┌────────
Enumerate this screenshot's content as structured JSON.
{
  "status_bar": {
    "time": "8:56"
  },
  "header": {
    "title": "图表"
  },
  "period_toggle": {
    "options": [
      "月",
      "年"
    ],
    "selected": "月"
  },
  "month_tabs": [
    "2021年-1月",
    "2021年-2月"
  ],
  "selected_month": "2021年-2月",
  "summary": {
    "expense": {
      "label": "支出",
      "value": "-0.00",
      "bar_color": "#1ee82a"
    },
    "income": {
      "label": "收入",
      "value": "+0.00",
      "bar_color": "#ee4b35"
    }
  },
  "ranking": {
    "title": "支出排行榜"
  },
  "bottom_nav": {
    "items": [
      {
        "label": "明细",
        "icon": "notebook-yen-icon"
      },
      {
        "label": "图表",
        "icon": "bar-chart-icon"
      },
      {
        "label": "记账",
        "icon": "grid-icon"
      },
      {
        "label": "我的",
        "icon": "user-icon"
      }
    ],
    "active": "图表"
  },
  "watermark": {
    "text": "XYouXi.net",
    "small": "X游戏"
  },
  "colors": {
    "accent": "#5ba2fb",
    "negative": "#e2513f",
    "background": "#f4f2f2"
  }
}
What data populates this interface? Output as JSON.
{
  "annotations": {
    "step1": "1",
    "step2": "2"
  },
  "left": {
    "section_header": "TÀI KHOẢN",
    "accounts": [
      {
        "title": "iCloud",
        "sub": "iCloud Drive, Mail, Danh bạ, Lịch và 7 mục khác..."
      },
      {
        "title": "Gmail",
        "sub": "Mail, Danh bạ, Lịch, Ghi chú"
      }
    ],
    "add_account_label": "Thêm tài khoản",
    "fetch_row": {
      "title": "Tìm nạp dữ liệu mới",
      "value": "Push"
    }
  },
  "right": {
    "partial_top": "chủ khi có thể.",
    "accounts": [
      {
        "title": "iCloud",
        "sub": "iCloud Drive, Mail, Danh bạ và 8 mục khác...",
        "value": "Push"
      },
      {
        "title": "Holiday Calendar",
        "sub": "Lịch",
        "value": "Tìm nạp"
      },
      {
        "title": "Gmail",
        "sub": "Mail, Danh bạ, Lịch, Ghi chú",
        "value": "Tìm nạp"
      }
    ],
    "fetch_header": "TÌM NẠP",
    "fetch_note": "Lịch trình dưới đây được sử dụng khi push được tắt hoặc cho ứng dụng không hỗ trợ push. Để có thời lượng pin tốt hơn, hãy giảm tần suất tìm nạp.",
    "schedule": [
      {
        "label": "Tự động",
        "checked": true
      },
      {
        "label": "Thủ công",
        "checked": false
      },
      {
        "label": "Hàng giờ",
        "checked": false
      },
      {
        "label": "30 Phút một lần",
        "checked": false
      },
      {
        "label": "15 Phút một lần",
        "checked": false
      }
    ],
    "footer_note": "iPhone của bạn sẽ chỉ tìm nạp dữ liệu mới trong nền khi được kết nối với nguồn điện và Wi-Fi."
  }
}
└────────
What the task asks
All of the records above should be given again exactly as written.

Task solution
Enumerate this screenshot's content as structured JSON.
{
  "status_bar": {
    "time": "8:56"
  },
  "header": {
    "title": "图表"
  },
  "period_toggle": {
    "options": [
      "月",
      "年"
    ],
    "selected": "月"
  },
  "month_tabs": [
    "2021年-1月",
    "2021年-2月"
  ],
  "selected_month": "2021年-2月",
  "summary": {
    "expense": {
      "label": "支出",
      "value": "-0.00",
      "bar_color": "#1ee82a"
    },
    "income": {
      "label": "收入",
      "value": "+0.00",
      "bar_color": "#ee4b35"
    }
  },
  "ranking": {
    "title": "支出排行榜"
  },
  "bottom_nav": {
    "items": [
      {
        "label": "明细",
        "icon": "notebook-yen-icon"
      },
      {
        "label": "图表",
        "icon": "bar-chart-icon"
      },
      {
        "label": "记账",
        "icon": "grid-icon"
      },
      {
        "label": "我的",
        "icon": "user-icon"
      }
    ],
    "active": "图表"
  },
  "watermark": {
    "text": "XYouXi.net",
    "small": "X游戏"
  },
  "colors": {
    "accent": "#5ba2fb",
    "negative": "#e2513f",
    "background": "#f4f2f2"
  }
}
What data populates this interface? Output as JSON.
{
  "annotations": {
    "step1": "1",
    "step2": "2"
  },
  "left": {
    "section_header": "TÀI KHOẢN",
    "accounts": [
      {
        "title": "iCloud",
        "sub": "iCloud Drive, Mail, Danh bạ, Lịch và 7 mục khác..."
      },
      {
        "title": "Gmail",
        "sub": "Mail, Danh bạ, Lịch, Ghi chú"
      }
    ],
    "add_account_label": "Thêm tài khoản",
    "fetch_row": {
      "title": "Tìm nạp dữ liệu mới",
      "value": "Push"
    }
  },
  "right": {
    "partial_top": "chủ khi có thể.",
    "accounts": [
      {
        "title": "iCloud",
        "sub": "iCloud Drive, Mail, Danh bạ và 8 mục khác...",
        "value": "Push"
      },
      {
        "title": "Holiday Calendar",
        "sub": "Lịch",
        "value": "Tìm nạp"
      },
      {
        "title": "Gmail",
        "sub": "Mail, Danh bạ, Lịch, Ghi chú",
        "value": "Tìm nạp"
      }
    ],
    "fetch_header": "TÌM NẠP",
    "fetch_note": "Lịch trình dưới đây được sử dụng khi push được tắt hoặc cho ứng dụng không hỗ trợ push. Để có thời lượng pin tốt hơn, hãy giảm tần suất tìm nạp.",
    "schedule": [
      {
        "label": "Tự động",
        "checked": true
      },
      {
        "label": "Thủ công",
        "checked": false
      },
      {
        "label": "Hàng giờ",
        "checked": false
      },
      {
        "label": "30 Phút một lần",
        "checked": false
      },
      {
        "label": "15 Phút một lần",
        "checked": false
      }
    ],
    "footer_note": "iPhone của bạn sẽ chỉ tìm nạp dữ liệu mới trong nền khi được kết nối với nguồn điện và Wi-Fi."
  }
}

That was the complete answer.